Feature photo by Ginnerbot
When two people from very different cultures fall in love and decide to get married, they basically have three options. They can have two separate weddings, with each dedicated solely to one of their backgrounds. In this economy, though, who can even afford one wedding? Or, they can completely ignore the traditions of both backgrounds and plan a wedding that doesn’t incorporate the traditions of the bride or the groom’s family. Let’s call that the generic option. Their third option, and probably the most difficult to plan, is a combination of the two cultures in one wedding — a multicultural medley of matrimony, if you will.
Blending traditions can be a touchy subject in some families, so its important to let your families know what you’re planning ahead of time. This will help reduce any shock or possible hurt feelings on the big day, when you’ve omitted your family’s longstanding tradition of throwing cake at the bride. Cultural traditions are near and dear to the heart, so it’s important to help your families understand that just because you may be leaving something out, doesn’t mean that it is insignificant or unworthy of including in your wedding.

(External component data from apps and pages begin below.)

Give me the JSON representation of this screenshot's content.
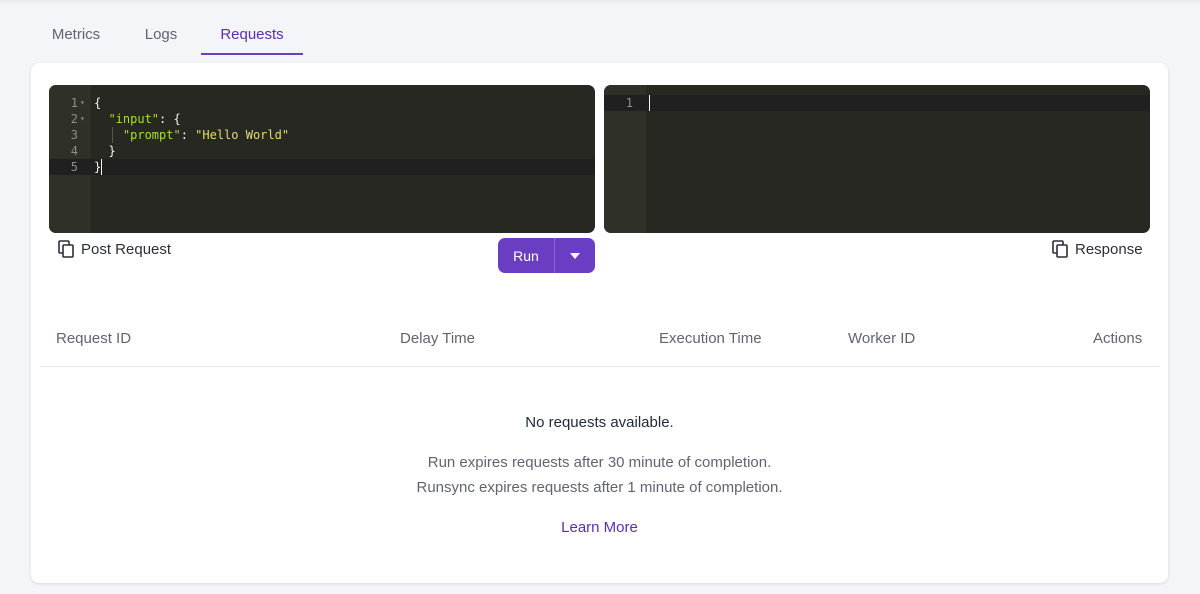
{
  "tabs": [
    {
      "label": "Metrics",
      "active": false
    },
    {
      "label": "Logs",
      "active": false
    },
    {
      "label": "Requests",
      "active": true
    }
  ],
  "editor_left": {
    "lines": [
      {
        "number": "1",
        "tokens": [
          {
            "t": "{",
            "c": "p"
          }
        ]
      },
      {
        "number": "2",
        "tokens": [
          {
            "t": "  ",
            "c": "p"
          },
          {
            "t": "\"input\"",
            "c": "k"
          },
          {
            "t": ": {",
            "c": "p"
          }
        ]
      },
      {
        "number": "3",
        "tokens": [
          {
            "t": "    ",
            "c": "p"
          },
          {
            "t": "\"prompt\"",
            "c": "k"
          },
          {
            "t": ": ",
            "c": "p"
          },
          {
            "t": "\"Hello World\"",
            "c": "s"
          }
        ]
      },
      {
        "number": "4",
        "tokens": [
          {
            "t": "  }",
            "c": "p"
          }
        ]
      },
      {
        "number": "5",
        "tokens": [
          {
            "t": "}",
            "c": "p"
          }
        ]
      }
    ]
  },
  "editor_right": {
    "lines": [
      {
        "number": "1"
      }
    ]
  },
  "post_request_label": "Post Request",
  "response_label": "Response",
  "run_label": "Run",
  "table": {
    "headers": {
      "request_id": "Request ID",
      "delay_time": "Delay Time",
      "execution_time": "Execution Time",
      "worker_id": "Worker ID",
      "actions": "Actions"
    }
  },
  "empty_state": {
    "title": "No requests available.",
    "line1": "Run expires requests after 30 minute of completion.",
    "line2": "Runsync expires requests after 1 minute of completion.",
    "learn_more": "Learn More"
  },
  "colors": {
    "accent": "#6a3dc2",
    "editor_bg": "#272822",
    "key": "#a6e22e",
    "string": "#e6db74"
  }
}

Some families may be very persistent in what they feel your wedding should be like (you know, something like the family in My Big Fat Greek Wedding) but remind them that this day belongs to you and your spouse, and it’s important to you that your two cultures come together as one.

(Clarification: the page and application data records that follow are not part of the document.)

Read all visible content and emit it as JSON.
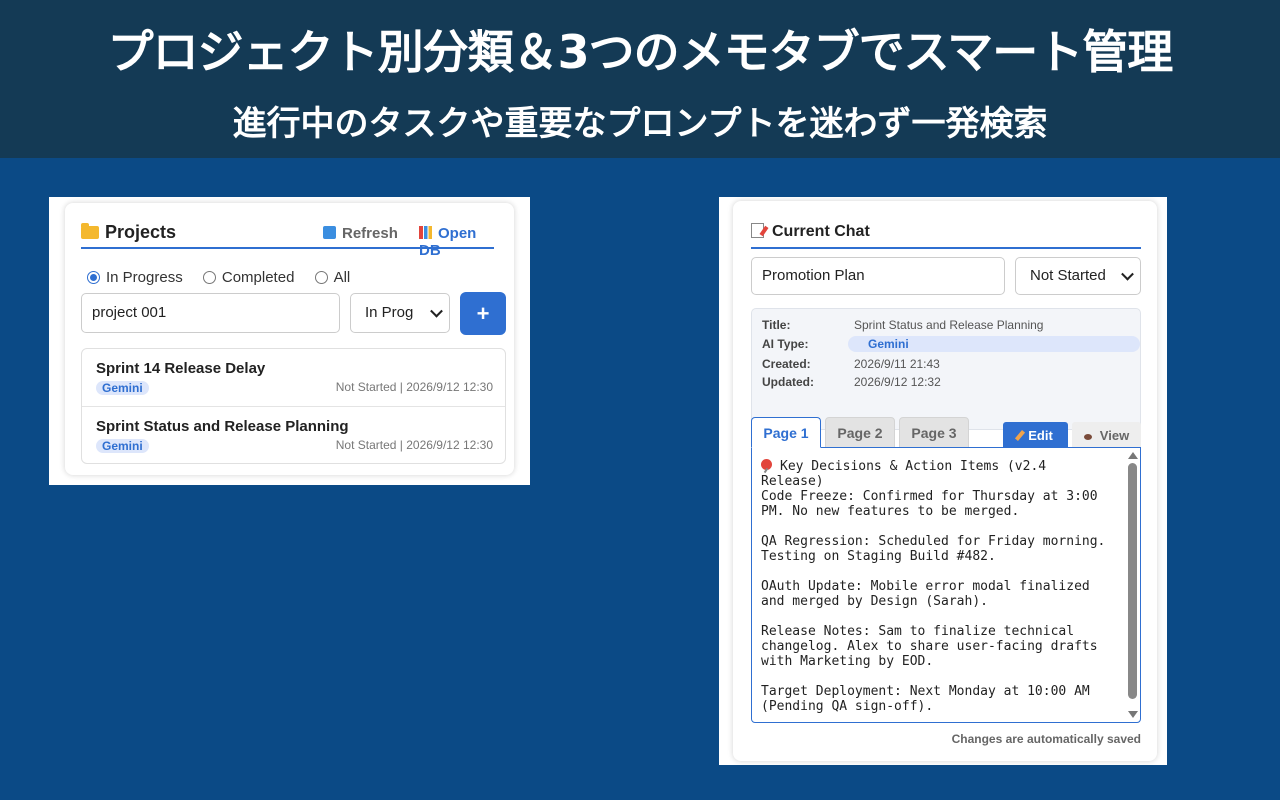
{
  "banner": {
    "headline": "プロジェクト別分類＆3つのメモタブでスマート管理",
    "subheadline": "進行中のタスクや重要なプロンプトを迷わず一発検索"
  },
  "projects": {
    "title": "Projects",
    "refresh_label": "Refresh",
    "open_db_label": "Open DB",
    "filters": [
      {
        "label": "In Progress",
        "checked": true
      },
      {
        "label": "Completed",
        "checked": false
      },
      {
        "label": "All",
        "checked": false
      }
    ],
    "new_project_input": {
      "value": "project 001"
    },
    "status_select": {
      "value": "In Prog"
    },
    "add_button_label": "+",
    "items": [
      {
        "name": "Sprint 14 Release Delay",
        "ai_type": "Gemini",
        "meta": "Not Started | 2026/9/12 12:30"
      },
      {
        "name": "Sprint Status and Release Planning",
        "ai_type": "Gemini",
        "meta": "Not Started | 2026/9/12 12:30"
      }
    ]
  },
  "chat": {
    "title": "Current Chat",
    "project_input": {
      "value": "Promotion Plan"
    },
    "status_select": {
      "value": "Not Started"
    },
    "info": {
      "title_label": "Title:",
      "title_value": "Sprint Status and Release Planning",
      "ai_label": "AI Type:",
      "ai_value": "Gemini",
      "created_label": "Created:",
      "created_value": "2026/9/11 21:43",
      "updated_label": "Updated:",
      "updated_value": "2026/9/12 12:32"
    },
    "tabs": [
      {
        "label": "Page 1",
        "active": true
      },
      {
        "label": "Page 2",
        "active": false
      },
      {
        "label": "Page 3",
        "active": false
      }
    ],
    "edit_label": "Edit",
    "view_label": "View",
    "memo_heading": "Key Decisions & Action Items (v2.4 Release)",
    "memo_body": "\nCode Freeze: Confirmed for Thursday at 3:00 PM. No new features to be merged.\n\nQA Regression: Scheduled for Friday morning. Testing on Staging Build #482.\n\nOAuth Update: Mobile error modal finalized and merged by Design (Sarah).\n\nRelease Notes: Sam to finalize technical changelog. Alex to share user-facing drafts with Marketing by EOD.\n\nTarget Deployment: Next Monday at 10:00 AM (Pending QA sign-off).",
    "autosave_note": "Changes are automatically saved"
  },
  "colors": {
    "banner_bg": "#143a55",
    "page_bg": "#0b4a86",
    "accent": "#2f6fd1"
  }
}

It’s also important to keep in mind there are no wedding rules out there that say you must have this, or cannot have that at your wedding. It should be solely up to the bride and groom to pick which traditions mean the most to them, and which they will include. Don’t worry, the marriage police will not come take your wedding rings away if you decide to have a mariachi band at your ceremony and a polka band at your reception.
Whatever you choose to incorporate into your nupitals, be sure to let the guests in on the meaning of these traditions. For example, if you are including the lazo and arras in your ceremony, give a brief explanation of this predominately Latino Catholic tradition in your wedding program. If you are doing a traditional Assyrian dance at the reception, make a short announcement before the dance begins. You can even get the bridal party involved by showing them the steps of the dance beforehand and have them show other guests to encourage more people to get out on the dance floor.

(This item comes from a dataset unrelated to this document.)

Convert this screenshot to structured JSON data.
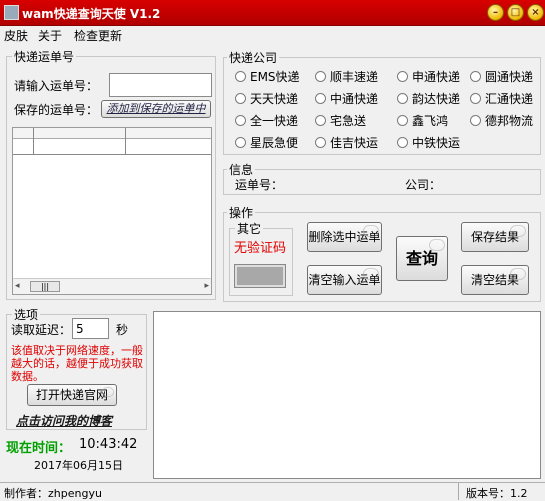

In the end, what’s most important is that you and your future spouse incorporate the traditions that mean the most to the two of you, since this event marks the beginning of a lifetime of blending your lives and cultures together.